The committee supported H.883 in a 7-4 vote. Two Republicans (Reps. Bob Helm and Chuck Pearce) and two Democrats (Reps. Ann Manwaring and Kitty Toll) cast dissenting votes.
The bill would eliminate 270-plus school districts and create 45 to 55 supervisory districts that would have unified management of personnel and coordinated best practices for teachers and district-wide curriculum. A design team would collect information from local communities and then create a redistricting plan for schools. The creation and implementation of the plan would take six years. School districts also have the option to voluntarily merge.
House Appropriations also approved an amendment to the bill that gives schools more flexibility in size of forming expanded districts.
The proposal has been bottled up in House Appropriations for a week and the legislation, which was passed out of House Education on March 21. It has take a circuitous route through the House in large part because it is a politically difficult proposal. The House Democratic leadership, which is pushing for H.883 hasn't been able to get enough votes to support passage. Lawmakers are divided not by party, but by the perceived impact of redistricting on the communities they represent.
Rep. Ann Manwaring, D-Wilmington, a long time member of House Appropriations opposes school district consolidation.
"I just want to say first and foremost I do understand that every one of us views and votes on a bill like this as it relates to our home communities and that includes me as to whether it helps or hurts us," Manwaring told her colleagues after the vote. I also want to say part of the intensity of the questions I have raised come from my basic belief that this approach is the wrong course.
"Vermont's education system is bottom up, it's not top down," she continued. "Unless the state is going to take over and run the schools it will always be that way."
Rep. Phil Winters, R-Williamstown, voted for the plan. He cites statistics as proof that the system has to change. Vermont has the second highest per pupil spending rate and the lowest student teacher ratio in the nation.
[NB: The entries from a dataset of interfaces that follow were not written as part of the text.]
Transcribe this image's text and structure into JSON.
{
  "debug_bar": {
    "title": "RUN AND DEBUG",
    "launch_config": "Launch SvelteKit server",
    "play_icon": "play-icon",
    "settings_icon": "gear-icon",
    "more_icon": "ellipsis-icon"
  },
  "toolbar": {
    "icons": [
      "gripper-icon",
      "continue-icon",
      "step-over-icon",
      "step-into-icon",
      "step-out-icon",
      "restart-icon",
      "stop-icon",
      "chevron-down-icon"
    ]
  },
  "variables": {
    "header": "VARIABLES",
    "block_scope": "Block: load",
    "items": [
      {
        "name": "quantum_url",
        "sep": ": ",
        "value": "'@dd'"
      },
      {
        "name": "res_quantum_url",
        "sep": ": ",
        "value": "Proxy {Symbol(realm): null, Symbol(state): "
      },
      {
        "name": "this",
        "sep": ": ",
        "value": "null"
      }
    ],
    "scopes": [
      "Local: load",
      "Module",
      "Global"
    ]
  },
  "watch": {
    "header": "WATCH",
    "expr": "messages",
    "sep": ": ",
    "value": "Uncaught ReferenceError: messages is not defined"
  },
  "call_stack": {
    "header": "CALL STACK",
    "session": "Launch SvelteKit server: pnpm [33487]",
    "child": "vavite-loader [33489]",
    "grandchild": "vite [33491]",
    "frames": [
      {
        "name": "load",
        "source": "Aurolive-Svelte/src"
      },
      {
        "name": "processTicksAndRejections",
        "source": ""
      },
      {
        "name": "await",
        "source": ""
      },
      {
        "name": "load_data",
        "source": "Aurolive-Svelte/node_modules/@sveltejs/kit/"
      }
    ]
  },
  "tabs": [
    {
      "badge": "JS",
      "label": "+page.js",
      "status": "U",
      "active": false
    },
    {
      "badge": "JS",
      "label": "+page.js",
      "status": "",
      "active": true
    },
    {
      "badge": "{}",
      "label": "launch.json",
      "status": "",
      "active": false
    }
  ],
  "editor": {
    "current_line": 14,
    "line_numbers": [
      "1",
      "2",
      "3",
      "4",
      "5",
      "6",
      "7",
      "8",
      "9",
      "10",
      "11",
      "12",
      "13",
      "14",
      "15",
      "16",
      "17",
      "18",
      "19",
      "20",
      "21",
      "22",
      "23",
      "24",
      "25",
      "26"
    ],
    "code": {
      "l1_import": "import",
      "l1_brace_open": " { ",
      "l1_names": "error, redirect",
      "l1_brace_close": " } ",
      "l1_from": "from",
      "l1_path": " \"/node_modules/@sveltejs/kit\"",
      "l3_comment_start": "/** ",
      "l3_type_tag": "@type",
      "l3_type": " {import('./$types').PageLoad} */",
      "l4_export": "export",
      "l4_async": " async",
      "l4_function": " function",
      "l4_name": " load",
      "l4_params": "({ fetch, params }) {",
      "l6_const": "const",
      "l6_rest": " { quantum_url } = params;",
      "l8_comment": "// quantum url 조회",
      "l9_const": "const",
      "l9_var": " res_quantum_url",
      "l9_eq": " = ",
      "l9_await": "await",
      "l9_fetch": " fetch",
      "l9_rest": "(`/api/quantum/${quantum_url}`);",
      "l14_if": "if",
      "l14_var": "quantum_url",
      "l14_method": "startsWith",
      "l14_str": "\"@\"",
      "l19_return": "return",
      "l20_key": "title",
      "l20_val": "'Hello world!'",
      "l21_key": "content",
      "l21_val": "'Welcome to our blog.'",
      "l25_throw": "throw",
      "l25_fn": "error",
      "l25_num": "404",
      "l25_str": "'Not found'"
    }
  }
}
"I see no reason we should be way up there," Winters said. "I'm not at all sure what we just did in our committee is the proper way to go, but I think maybe it will open the door so we can talk about some things that have kind of been taboo for the last 10 years."